It hit me hard on our 4th day. It started on my habitual early morning walk on the beach while listening to Ingrid Michaelson's poignant version of Somewhere Over the Rainbow. Then I sat down on my sand chair and wrote a list of activities that I could just picture Josh doing:
- boogie-boarding over waves with his cousin, Greyson
- throwing the football around with cousins, Mitch and Lydia
- watching Star Trek in the in-house theatre room
- snoozing on the couch with the dogs
- playing poker
- discussing Dr. Who with Ava
- playing pool with uncle Steve and Greyson
- catching sand crabs
- in the jacuzzi with his sisters
- flirting with baby Keilani
I fell into the grief vortex, wracked with pain and sorrow, sobbing as if it happened yesterday. My attempts to describe these feelings were scribbled on the blank pages:
It is still painful - feels raw - piercing right to the depths of my heart and soul - a mother's pain...
- never ending
- emotional torture
- lazer sharp, pointed, stabbing pain - making it difficult to breathe
- fueled by guilt, regret, remorse
- a longing for life which will never be fulfilled
- a deep, profound sadness which feels bottomless
- like a boat which enjoyed calm seas and is now pummeled by waves - relentless, furious, uncaring, fierce, brutal, attacking
I was exhausted the next day - spent and drained. The rest of the vacation passed with the awareness of Josh's absence, translated into a dull ache instead of the acute pain. We saw dolphins every day which I've always taken as a sign of Josh's presence. Then on the last day, an unmistakable sign occurred right outside our deck - a huge, beautiful, full rainbow - right on the ocean.

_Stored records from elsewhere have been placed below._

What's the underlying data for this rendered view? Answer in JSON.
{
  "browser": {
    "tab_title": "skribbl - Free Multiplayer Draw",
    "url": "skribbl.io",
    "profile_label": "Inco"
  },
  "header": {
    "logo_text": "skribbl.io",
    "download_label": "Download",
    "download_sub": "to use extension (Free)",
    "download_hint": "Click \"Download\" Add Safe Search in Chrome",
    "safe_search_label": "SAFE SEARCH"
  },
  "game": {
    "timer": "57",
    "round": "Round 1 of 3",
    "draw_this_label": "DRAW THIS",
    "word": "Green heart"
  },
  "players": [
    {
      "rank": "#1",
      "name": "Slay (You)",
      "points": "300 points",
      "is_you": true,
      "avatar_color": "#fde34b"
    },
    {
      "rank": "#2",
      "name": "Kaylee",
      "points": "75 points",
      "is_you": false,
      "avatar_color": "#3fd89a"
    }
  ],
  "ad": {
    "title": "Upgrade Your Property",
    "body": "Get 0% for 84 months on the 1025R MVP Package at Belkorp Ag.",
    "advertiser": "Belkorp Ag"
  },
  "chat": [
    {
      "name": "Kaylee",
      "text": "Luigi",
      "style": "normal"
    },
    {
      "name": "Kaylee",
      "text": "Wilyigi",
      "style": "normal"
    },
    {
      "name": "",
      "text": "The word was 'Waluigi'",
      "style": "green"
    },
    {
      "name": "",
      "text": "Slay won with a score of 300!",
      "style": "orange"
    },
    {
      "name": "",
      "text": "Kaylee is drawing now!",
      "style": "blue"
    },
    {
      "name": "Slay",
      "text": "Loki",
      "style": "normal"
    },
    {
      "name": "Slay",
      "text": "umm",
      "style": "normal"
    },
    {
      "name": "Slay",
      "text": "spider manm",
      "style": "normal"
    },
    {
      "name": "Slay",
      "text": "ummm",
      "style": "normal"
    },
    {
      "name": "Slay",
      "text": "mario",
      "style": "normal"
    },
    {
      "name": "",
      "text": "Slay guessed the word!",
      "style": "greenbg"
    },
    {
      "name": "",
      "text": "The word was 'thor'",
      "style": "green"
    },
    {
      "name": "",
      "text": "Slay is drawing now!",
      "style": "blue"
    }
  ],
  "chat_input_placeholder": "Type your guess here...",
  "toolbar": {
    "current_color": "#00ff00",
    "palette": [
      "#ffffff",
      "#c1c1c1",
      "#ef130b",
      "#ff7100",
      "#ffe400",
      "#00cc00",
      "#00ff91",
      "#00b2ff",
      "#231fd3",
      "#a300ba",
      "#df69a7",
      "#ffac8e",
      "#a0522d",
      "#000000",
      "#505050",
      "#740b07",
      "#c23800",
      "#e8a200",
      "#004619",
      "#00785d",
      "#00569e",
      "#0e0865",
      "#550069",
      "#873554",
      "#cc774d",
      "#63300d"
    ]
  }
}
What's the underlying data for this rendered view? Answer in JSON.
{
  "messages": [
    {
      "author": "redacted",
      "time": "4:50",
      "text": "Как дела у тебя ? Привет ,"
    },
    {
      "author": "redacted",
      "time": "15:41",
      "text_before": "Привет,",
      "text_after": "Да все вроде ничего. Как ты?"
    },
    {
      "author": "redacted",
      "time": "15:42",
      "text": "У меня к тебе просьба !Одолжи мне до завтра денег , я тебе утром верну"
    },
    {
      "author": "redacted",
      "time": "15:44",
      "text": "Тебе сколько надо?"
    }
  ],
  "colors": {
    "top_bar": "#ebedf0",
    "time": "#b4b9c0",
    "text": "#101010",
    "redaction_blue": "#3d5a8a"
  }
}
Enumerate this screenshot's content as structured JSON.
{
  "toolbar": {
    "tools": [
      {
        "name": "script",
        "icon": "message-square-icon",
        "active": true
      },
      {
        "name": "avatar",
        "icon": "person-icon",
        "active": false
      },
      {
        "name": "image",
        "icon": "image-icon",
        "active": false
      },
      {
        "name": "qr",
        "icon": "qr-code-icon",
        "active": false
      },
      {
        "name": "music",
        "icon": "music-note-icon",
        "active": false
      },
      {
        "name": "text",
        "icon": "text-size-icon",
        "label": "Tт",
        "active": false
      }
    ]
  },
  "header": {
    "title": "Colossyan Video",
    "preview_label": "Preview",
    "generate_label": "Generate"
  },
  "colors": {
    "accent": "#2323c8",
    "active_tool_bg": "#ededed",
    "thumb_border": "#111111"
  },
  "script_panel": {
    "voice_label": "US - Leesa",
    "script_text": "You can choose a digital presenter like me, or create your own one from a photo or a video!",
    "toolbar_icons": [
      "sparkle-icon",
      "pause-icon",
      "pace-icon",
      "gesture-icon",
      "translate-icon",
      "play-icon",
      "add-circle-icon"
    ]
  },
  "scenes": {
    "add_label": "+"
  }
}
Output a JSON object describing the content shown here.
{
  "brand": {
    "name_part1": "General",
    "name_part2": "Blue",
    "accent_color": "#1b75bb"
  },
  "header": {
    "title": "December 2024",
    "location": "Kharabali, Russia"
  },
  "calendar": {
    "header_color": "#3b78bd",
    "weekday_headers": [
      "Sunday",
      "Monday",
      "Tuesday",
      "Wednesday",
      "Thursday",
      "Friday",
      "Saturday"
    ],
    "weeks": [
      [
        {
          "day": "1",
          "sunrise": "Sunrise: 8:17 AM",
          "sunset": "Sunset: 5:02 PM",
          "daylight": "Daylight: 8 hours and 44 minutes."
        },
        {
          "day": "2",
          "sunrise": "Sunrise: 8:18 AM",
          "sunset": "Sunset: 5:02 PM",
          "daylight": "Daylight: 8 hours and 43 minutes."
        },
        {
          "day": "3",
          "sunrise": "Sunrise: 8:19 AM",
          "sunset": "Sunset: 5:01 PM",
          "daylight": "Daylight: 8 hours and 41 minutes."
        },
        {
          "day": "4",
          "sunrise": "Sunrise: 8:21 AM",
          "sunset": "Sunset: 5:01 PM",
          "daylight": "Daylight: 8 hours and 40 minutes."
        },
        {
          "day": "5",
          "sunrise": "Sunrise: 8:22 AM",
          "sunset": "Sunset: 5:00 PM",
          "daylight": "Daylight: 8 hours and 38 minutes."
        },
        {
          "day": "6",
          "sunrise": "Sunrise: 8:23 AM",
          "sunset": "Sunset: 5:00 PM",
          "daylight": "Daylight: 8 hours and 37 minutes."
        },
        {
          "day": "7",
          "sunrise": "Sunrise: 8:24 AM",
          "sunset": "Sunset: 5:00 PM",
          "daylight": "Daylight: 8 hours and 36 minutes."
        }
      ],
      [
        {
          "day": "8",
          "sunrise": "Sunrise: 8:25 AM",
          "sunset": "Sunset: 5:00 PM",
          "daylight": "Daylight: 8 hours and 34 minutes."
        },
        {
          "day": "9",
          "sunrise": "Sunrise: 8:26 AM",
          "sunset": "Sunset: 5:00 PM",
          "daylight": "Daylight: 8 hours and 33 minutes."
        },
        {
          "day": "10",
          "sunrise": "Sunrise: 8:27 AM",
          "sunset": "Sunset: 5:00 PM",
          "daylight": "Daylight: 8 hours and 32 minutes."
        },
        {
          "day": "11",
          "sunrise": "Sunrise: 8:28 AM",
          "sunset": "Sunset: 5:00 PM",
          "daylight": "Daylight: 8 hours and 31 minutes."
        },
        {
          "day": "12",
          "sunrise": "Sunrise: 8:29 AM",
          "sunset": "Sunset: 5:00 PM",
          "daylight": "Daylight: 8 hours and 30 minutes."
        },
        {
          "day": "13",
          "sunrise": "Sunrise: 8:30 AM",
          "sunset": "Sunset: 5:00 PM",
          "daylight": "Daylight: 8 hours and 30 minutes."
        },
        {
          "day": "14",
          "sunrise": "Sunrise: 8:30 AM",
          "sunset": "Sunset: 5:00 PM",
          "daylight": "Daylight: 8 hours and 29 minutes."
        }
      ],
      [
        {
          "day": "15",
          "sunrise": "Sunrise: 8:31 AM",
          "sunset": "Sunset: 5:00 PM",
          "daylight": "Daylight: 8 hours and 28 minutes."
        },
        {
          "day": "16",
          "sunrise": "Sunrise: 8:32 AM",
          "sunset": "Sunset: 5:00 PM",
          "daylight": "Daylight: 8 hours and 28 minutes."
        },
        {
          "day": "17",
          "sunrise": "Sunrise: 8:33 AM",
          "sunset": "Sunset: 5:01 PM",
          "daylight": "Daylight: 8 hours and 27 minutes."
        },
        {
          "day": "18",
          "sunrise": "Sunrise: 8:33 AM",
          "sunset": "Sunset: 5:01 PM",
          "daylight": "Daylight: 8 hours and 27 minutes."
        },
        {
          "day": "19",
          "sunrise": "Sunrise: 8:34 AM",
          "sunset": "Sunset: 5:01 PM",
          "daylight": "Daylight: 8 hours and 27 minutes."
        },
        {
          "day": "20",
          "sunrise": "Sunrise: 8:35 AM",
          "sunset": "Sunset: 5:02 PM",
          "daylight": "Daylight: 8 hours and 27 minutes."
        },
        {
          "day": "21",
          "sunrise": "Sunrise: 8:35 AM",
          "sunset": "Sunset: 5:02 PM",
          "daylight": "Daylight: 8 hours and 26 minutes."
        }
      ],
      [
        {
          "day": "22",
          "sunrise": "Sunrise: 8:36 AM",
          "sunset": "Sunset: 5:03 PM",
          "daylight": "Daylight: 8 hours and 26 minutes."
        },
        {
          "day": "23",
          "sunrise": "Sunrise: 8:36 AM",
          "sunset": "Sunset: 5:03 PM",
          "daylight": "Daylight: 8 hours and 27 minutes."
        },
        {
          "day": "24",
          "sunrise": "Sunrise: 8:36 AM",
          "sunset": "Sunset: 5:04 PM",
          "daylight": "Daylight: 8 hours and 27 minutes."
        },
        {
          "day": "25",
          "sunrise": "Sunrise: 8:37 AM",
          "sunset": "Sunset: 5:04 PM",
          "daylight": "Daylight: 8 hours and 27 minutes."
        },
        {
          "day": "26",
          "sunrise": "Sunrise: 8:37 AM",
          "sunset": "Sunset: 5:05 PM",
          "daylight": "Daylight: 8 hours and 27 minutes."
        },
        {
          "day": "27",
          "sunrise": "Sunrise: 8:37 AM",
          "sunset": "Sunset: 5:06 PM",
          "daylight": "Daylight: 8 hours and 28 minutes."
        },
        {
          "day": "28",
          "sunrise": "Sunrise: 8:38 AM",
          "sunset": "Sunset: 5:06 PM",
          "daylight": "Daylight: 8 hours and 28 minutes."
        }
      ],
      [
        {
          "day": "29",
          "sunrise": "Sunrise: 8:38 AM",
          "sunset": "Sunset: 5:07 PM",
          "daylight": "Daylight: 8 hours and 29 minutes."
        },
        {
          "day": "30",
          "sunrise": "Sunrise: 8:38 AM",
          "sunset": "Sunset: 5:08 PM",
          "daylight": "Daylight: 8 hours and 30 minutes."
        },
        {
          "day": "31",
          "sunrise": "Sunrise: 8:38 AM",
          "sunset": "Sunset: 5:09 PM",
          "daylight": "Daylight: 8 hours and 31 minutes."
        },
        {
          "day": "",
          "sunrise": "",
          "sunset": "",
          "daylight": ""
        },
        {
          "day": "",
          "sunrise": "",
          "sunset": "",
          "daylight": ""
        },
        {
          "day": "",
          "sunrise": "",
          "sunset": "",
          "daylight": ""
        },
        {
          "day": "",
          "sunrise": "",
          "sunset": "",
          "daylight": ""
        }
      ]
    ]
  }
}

The whole family missed you on this vacation. Thanks for letting us know you were with us.